The AI in Soulcalibur IV is similar to past games. The computer randomly uses different sets of moves or combos and speeds up or uses more complex combos depending on what difficulty you set them to play at. The bosses generally have very powerful attacks and unique attributes such as not being able to get ringed-out, having two bars of health instead of one, or whatever it may be. When fighting these bosses on a difficult setting, it may take a few, if not many, tries to defeat them but that’s what difficulty settings are there for.
The multiplayer offline mode is very fun if you have a buddy that is equally into Soulcalibur. If not, there is no chance a non-Soulcalibur gamer will be able to win. Button mashing combos in this Soulcalibur version doesn’t work as well since the combos have become more technical compared to previous Soulcalibur games. Matching up someone who has played the game any length of time versus someone who hasn’t will result in the noob saying, “Let’s play something else,” after a few matches. However, if you can’t throw matches every now and then, there’s a second option with multiplayer. Soulcalibur IV has an online mode that allows you to get matched up with other Soulcalibur fanatics. Here you’ll be able to pound others in multiplayer mode over and over again. Most fighter games have the reputation of having great replay value and Soulcalibur IV is no exception to that trend. If you enjoy this game, there is a great chance that you’ll be playing it for a very long time.

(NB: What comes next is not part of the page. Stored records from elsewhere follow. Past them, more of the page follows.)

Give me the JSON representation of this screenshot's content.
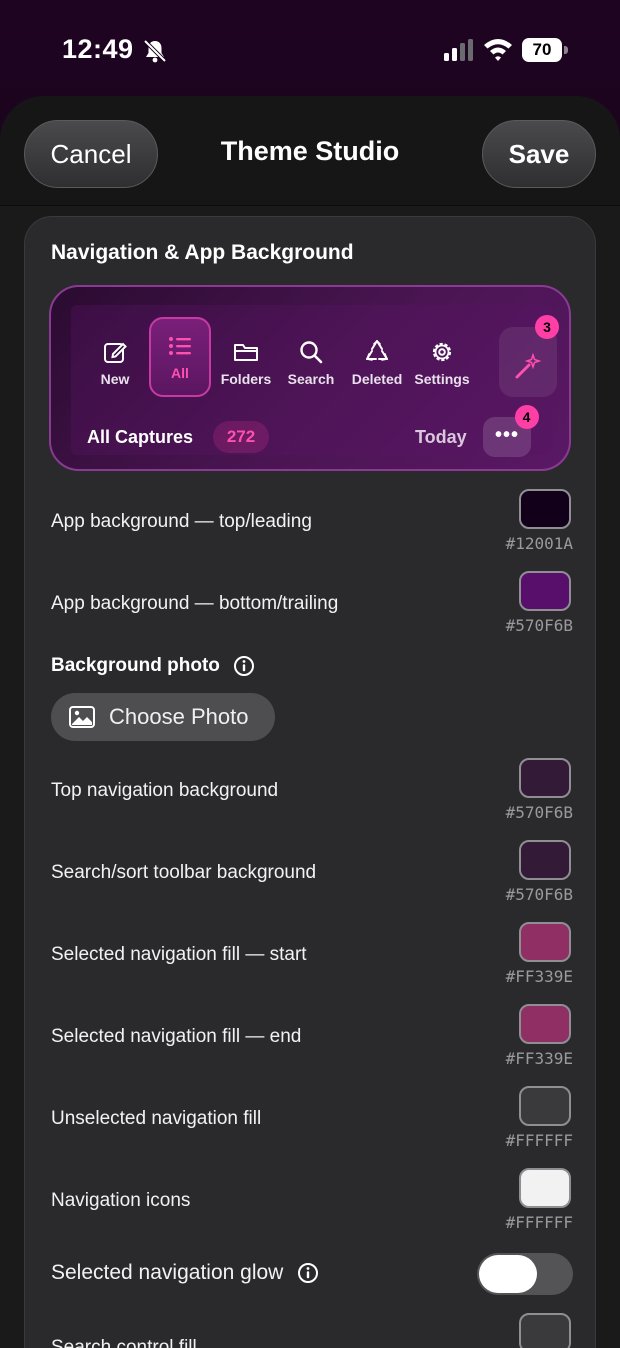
{
  "status_bar": {
    "time": "12:49",
    "battery": "70"
  },
  "header": {
    "cancel": "Cancel",
    "title": "Theme Studio",
    "save": "Save"
  },
  "section": {
    "title": "Navigation & App Background"
  },
  "preview": {
    "nav_items": [
      {
        "label": "New",
        "icon": "compose-icon"
      },
      {
        "label": "All",
        "icon": "list-icon",
        "selected": true
      },
      {
        "label": "Folders",
        "icon": "folder-icon"
      },
      {
        "label": "Search",
        "icon": "search-icon"
      },
      {
        "label": "Deleted",
        "icon": "recycle-icon"
      },
      {
        "label": "Settings",
        "icon": "gear-icon"
      }
    ],
    "magic_badge": "3",
    "captures_label": "All Captures",
    "captures_count": "272",
    "today_label": "Today",
    "more_label": "•••",
    "more_badge": "4"
  },
  "settings": {
    "app_bg_top": {
      "label": "App background — top/leading",
      "hex": "#12001A",
      "swatch": "#12001A"
    },
    "app_bg_bottom": {
      "label": "App background — bottom/trailing",
      "hex": "#570F6B",
      "swatch": "#570F6B"
    },
    "background_photo": {
      "title": "Background photo",
      "button": "Choose Photo"
    },
    "top_nav_bg": {
      "label": "Top navigation background",
      "hex": "#570F6B",
      "swatch": "#331a36"
    },
    "toolbar_bg": {
      "label": "Search/sort toolbar background",
      "hex": "#570F6B",
      "swatch": "#331a36"
    },
    "sel_fill_start": {
      "label": "Selected navigation fill — start",
      "hex": "#FF339E",
      "swatch": "#8f2f63"
    },
    "sel_fill_end": {
      "label": "Selected navigation fill — end",
      "hex": "#FF339E",
      "swatch": "#8f2f63"
    },
    "unsel_fill": {
      "label": "Unselected navigation fill",
      "hex": "#FFFFFF",
      "swatch": "#3a3a3c"
    },
    "nav_icons": {
      "label": "Navigation icons",
      "hex": "#FFFFFF",
      "swatch": "#f2f2f2"
    },
    "glow": {
      "label": "Selected navigation glow",
      "enabled": true
    },
    "search_fill": {
      "label": "Search control fill",
      "swatch": "#3a3a3c"
    }
  },
  "colors": {
    "accent": "#FF339E",
    "card": "#2a2a2c",
    "sheet": "#1a1a1b"
  }
}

An interesting point about this game is the fact that you can actually skill up your characters, giving Soulcalibur IV an almost RPG type feel. After completing a character’s story mode or after winning other battles from other types of game modes, you’ll acquire both money and sometimes unlock other add-ons, such as additional levels or characters. The money you acquire can be spent on various things in the game, but is mainly spent on upgrading your character's equipment. You can increase different attributes depending on what type of gear you give them and if you choose to play “Special Versus” mode, this gear will influence the battle greatly.
Once again Namco Bandai has updated Soulcalibur’s graphics and created new and beautifully crafted fight arenas. Detail to lighting, shadows, surrounding wildlife and architecture allows you to really appreciate each stage you fight on. There are also enough levels so that the scene doesn’t get repetitive.
Although the music is great, dialog has always sounded a bit off for the different characters of the Soulcalibur series. Most of the time instead of the dialog giving the characters meaning, it ends up making you laugh and shout these odd-ball phrases at your friends randomly. Soulcalibur IV is better than any previous Soulcalibur in the series at making character phrases sound more like they were written for an English audience, rather than simple Japanese dubs, but they're still laughable at times.
Next to the dialog itself, is the issue of voice acting. Either this is where Namco Bandai was forced to make budget cuts, or they aim to make their customers laugh at how ridiculous the game characters sound with their assortment of squealy yelps and over dramatized insults and retorts.
Of all the fighter games out there currently, Soulcalibur IV probably has the most intricate equipment, weapon, and bodily figure detail. All of these aspects can be modified and changed in the character creation mode. The graphics of this game, from the detailed arenas to the characters themselves, are hard to match. Compared to most fighter games, this one definitely stands out and delivers an interesting and new experience, even for hardcore Soulcalibur veterans.